:: Provided data ::

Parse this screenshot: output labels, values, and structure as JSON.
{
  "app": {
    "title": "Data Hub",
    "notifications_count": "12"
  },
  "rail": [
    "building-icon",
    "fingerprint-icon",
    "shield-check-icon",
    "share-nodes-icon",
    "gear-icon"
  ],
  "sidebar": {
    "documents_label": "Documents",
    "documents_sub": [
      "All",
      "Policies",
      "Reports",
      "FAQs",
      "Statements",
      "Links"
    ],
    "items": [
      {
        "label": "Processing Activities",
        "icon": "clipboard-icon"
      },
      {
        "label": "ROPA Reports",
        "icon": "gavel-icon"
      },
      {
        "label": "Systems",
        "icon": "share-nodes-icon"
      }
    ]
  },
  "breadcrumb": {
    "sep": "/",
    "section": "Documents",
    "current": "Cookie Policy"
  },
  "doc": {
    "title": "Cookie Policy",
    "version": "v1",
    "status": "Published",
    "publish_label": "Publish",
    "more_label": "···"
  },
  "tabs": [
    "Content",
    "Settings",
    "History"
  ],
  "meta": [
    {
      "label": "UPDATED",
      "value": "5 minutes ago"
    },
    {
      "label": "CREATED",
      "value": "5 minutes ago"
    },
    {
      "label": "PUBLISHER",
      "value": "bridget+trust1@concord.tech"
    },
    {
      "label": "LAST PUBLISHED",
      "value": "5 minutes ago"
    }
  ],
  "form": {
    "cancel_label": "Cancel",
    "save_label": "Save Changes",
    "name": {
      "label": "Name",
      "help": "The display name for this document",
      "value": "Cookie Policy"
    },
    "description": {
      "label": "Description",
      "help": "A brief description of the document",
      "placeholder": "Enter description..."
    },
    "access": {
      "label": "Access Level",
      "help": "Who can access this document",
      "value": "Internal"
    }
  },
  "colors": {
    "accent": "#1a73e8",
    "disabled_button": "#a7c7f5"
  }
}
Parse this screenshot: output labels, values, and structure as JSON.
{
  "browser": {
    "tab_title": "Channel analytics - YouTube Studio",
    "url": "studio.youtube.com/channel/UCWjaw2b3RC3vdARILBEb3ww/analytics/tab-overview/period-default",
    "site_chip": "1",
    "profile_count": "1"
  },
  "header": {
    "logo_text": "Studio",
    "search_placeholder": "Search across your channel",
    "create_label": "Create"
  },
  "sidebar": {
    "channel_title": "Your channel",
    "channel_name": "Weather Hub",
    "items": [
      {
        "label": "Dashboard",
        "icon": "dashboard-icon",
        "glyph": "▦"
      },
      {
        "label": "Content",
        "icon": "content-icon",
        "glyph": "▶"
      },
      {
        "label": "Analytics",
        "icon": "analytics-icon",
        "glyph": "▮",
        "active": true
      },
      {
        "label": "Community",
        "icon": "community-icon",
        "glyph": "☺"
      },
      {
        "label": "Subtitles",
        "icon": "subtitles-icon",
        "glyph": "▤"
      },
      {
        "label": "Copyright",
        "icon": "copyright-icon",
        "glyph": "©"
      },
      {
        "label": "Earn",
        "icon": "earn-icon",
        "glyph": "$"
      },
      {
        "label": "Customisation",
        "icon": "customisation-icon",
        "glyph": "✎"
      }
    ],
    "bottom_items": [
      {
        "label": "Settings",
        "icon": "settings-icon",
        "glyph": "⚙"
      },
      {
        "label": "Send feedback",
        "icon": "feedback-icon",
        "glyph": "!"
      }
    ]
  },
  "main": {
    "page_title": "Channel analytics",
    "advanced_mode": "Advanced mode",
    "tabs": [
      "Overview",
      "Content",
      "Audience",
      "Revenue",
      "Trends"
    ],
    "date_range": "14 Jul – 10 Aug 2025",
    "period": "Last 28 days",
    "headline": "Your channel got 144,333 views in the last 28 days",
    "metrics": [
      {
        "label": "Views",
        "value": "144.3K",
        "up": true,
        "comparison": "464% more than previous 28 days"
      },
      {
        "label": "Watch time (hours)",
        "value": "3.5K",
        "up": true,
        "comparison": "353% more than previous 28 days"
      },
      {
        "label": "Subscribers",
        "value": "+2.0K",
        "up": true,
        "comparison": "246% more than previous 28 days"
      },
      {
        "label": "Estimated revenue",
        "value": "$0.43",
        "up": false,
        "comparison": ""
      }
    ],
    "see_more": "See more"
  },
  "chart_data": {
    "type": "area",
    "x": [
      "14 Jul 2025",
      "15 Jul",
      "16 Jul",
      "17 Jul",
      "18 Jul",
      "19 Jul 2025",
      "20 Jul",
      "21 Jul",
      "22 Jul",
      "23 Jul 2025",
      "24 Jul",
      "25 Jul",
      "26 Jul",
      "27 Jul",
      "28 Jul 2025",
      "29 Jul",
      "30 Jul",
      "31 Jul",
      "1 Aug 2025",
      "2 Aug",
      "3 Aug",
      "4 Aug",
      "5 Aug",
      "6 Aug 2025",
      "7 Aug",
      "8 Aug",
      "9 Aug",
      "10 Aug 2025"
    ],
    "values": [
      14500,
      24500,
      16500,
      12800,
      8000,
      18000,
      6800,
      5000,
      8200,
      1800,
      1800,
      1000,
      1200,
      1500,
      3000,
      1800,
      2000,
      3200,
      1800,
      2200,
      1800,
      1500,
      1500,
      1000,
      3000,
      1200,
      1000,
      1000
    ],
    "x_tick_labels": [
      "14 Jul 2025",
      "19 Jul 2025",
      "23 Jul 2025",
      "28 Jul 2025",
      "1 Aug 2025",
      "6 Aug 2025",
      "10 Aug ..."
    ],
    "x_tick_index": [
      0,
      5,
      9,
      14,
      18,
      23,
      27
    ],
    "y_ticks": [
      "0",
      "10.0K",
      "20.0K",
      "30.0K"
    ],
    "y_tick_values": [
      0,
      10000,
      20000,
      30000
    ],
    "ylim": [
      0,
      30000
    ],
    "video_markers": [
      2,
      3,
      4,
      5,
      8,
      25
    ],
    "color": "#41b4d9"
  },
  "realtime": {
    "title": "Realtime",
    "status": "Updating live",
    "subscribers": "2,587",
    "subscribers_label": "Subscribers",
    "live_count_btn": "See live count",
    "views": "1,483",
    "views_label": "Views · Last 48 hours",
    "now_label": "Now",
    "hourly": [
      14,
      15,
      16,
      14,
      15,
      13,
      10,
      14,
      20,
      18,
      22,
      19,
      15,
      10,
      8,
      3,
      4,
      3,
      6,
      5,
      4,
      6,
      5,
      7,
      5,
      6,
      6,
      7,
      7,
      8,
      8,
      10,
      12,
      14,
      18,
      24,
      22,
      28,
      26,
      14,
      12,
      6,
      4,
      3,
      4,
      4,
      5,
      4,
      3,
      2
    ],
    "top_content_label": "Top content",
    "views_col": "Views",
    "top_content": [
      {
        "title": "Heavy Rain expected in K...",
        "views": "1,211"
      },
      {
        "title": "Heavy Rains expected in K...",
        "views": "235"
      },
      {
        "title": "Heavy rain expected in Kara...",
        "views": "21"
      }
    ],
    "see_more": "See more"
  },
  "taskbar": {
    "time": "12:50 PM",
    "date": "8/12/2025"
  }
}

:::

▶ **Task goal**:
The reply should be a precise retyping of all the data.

▶ **Answer to this problem**:
Parse this screenshot: output labels, values, and structure as JSON.
{
  "app": {
    "title": "Data Hub",
    "notifications_count": "12"
  },
  "rail": [
    "building-icon",
    "fingerprint-icon",
    "shield-check-icon",
    "share-nodes-icon",
    "gear-icon"
  ],
  "sidebar": {
    "documents_label": "Documents",
    "documents_sub": [
      "All",
      "Policies",
      "Reports",
      "FAQs",
      "Statements",
      "Links"
    ],
    "items": [
      {
        "label": "Processing Activities",
        "icon": "clipboard-icon"
      },
      {
        "label": "ROPA Reports",
        "icon": "gavel-icon"
      },
      {
        "label": "Systems",
        "icon": "share-nodes-icon"
      }
    ]
  },
  "breadcrumb": {
    "sep": "/",
    "section": "Documents",
    "current": "Cookie Policy"
  },
  "doc": {
    "title": "Cookie Policy",
    "version": "v1",
    "status": "Published",
    "publish_label": "Publish",
    "more_label": "···"
  },
  "tabs": [
    "Content",
    "Settings",
    "History"
  ],
  "meta": [
    {
      "label": "UPDATED",
      "value": "5 minutes ago"
    },
    {
      "label": "CREATED",
      "value": "5 minutes ago"
    },
    {
      "label": "PUBLISHER",
      "value": "bridget+trust1@concord.tech"
    },
    {
      "label": "LAST PUBLISHED",
      "value": "5 minutes ago"
    }
  ],
  "form": {
    "cancel_label": "Cancel",
    "save_label": "Save Changes",
    "name": {
      "label": "Name",
      "help": "The display name for this document",
      "value": "Cookie Policy"
    },
    "description": {
      "label": "Description",
      "help": "A brief description of the document",
      "placeholder": "Enter description..."
    },
    "access": {
      "label": "Access Level",
      "help": "Who can access this document",
      "value": "Internal"
    }
  },
  "colors": {
    "accent": "#1a73e8",
    "disabled_button": "#a7c7f5"
  }
}
Parse this screenshot: output labels, values, and structure as JSON.
{
  "browser": {
    "tab_title": "Channel analytics - YouTube Studio",
    "url": "studio.youtube.com/channel/UCWjaw2b3RC3vdARILBEb3ww/analytics/tab-overview/period-default",
    "site_chip": "1",
    "profile_count": "1"
  },
  "header": {
    "logo_text": "Studio",
    "search_placeholder": "Search across your channel",
    "create_label": "Create"
  },
  "sidebar": {
    "channel_title": "Your channel",
    "channel_name": "Weather Hub",
    "items": [
      {
        "label": "Dashboard",
        "icon": "dashboard-icon",
        "glyph": "▦"
      },
      {
        "label": "Content",
        "icon": "content-icon",
        "glyph": "▶"
      },
      {
        "label": "Analytics",
        "icon": "analytics-icon",
        "glyph": "▮",
        "active": true
      },
      {
        "label": "Community",
        "icon": "community-icon",
        "glyph": "☺"
      },
      {
        "label": "Subtitles",
        "icon": "subtitles-icon",
        "glyph": "▤"
      },
      {
        "label": "Copyright",
        "icon": "copyright-icon",
        "glyph": "©"
      },
      {
        "label": "Earn",
        "icon": "earn-icon",
        "glyph": "$"
      },
      {
        "label": "Customisation",
        "icon": "customisation-icon",
        "glyph": "✎"
      }
    ],
    "bottom_items": [
      {
        "label": "Settings",
        "icon": "settings-icon",
        "glyph": "⚙"
      },
      {
        "label": "Send feedback",
        "icon": "feedback-icon",
        "glyph": "!"
      }
    ]
  },
  "main": {
    "page_title": "Channel analytics",
    "advanced_mode": "Advanced mode",
    "tabs": [
      "Overview",
      "Content",
      "Audience",
      "Revenue",
      "Trends"
    ],
    "date_range": "14 Jul – 10 Aug 2025",
    "period": "Last 28 days",
    "headline": "Your channel got 144,333 views in the last 28 days",
    "metrics": [
      {
        "label": "Views",
        "value": "144.3K",
        "up": true,
        "comparison": "464% more than previous 28 days"
      },
      {
        "label": "Watch time (hours)",
        "value": "3.5K",
        "up": true,
        "comparison": "353% more than previous 28 days"
      },
      {
        "label": "Subscribers",
        "value": "+2.0K",
        "up": true,
        "comparison": "246% more than previous 28 days"
      },
      {
        "label": "Estimated revenue",
        "value": "$0.43",
        "up": false,
        "comparison": ""
      }
    ],
    "see_more": "See more"
  },
  "chart_data": {
    "type": "area",
    "x": [
      "14 Jul 2025",
      "15 Jul",
      "16 Jul",
      "17 Jul",
      "18 Jul",
      "19 Jul 2025",
      "20 Jul",
      "21 Jul",
      "22 Jul",
      "23 Jul 2025",
      "24 Jul",
      "25 Jul",
      "26 Jul",
      "27 Jul",
      "28 Jul 2025",
      "29 Jul",
      "30 Jul",
      "31 Jul",
      "1 Aug 2025",
      "2 Aug",
      "3 Aug",
      "4 Aug",
      "5 Aug",
      "6 Aug 2025",
      "7 Aug",
      "8 Aug",
      "9 Aug",
      "10 Aug 2025"
    ],
    "values": [
      14500,
      24500,
      16500,
      12800,
      8000,
      18000,
      6800,
      5000,
      8200,
      1800,
      1800,
      1000,
      1200,
      1500,
      3000,
      1800,
      2000,
      3200,
      1800,
      2200,
      1800,
      1500,
      1500,
      1000,
      3000,
      1200,
      1000,
      1000
    ],
    "x_tick_labels": [
      "14 Jul 2025",
      "19 Jul 2025",
      "23 Jul 2025",
      "28 Jul 2025",
      "1 Aug 2025",
      "6 Aug 2025",
      "10 Aug ..."
    ],
    "x_tick_index": [
      0,
      5,
      9,
      14,
      18,
      23,
      27
    ],
    "y_ticks": [
      "0",
      "10.0K",
      "20.0K",
      "30.0K"
    ],
    "y_tick_values": [
      0,
      10000,
      20000,
      30000
    ],
    "ylim": [
      0,
      30000
    ],
    "video_markers": [
      2,
      3,
      4,
      5,
      8,
      25
    ],
    "color": "#41b4d9"
  },
  "realtime": {
    "title": "Realtime",
    "status": "Updating live",
    "subscribers": "2,587",
    "subscribers_label": "Subscribers",
    "live_count_btn": "See live count",
    "views": "1,483",
    "views_label": "Views · Last 48 hours",
    "now_label": "Now",
    "hourly": [
      14,
      15,
      16,
      14,
      15,
      13,
      10,
      14,
      20,
      18,
      22,
      19,
      15,
      10,
      8,
      3,
      4,
      3,
      6,
      5,
      4,
      6,
      5,
      7,
      5,
      6,
      6,
      7,
      7,
      8,
      8,
      10,
      12,
      14,
      18,
      24,
      22,
      28,
      26,
      14,
      12,
      6,
      4,
      3,
      4,
      4,
      5,
      4,
      3,
      2
    ],
    "top_content_label": "Top content",
    "views_col": "Views",
    "top_content": [
      {
        "title": "Heavy Rain expected in K...",
        "views": "1,211"
      },
      {
        "title": "Heavy Rains expected in K...",
        "views": "235"
      },
      {
        "title": "Heavy rain expected in Kara...",
        "views": "21"
      }
    ],
    "see_more": "See more"
  },
  "taskbar": {
    "time": "12:50 PM",
    "date": "8/12/2025"
  }
}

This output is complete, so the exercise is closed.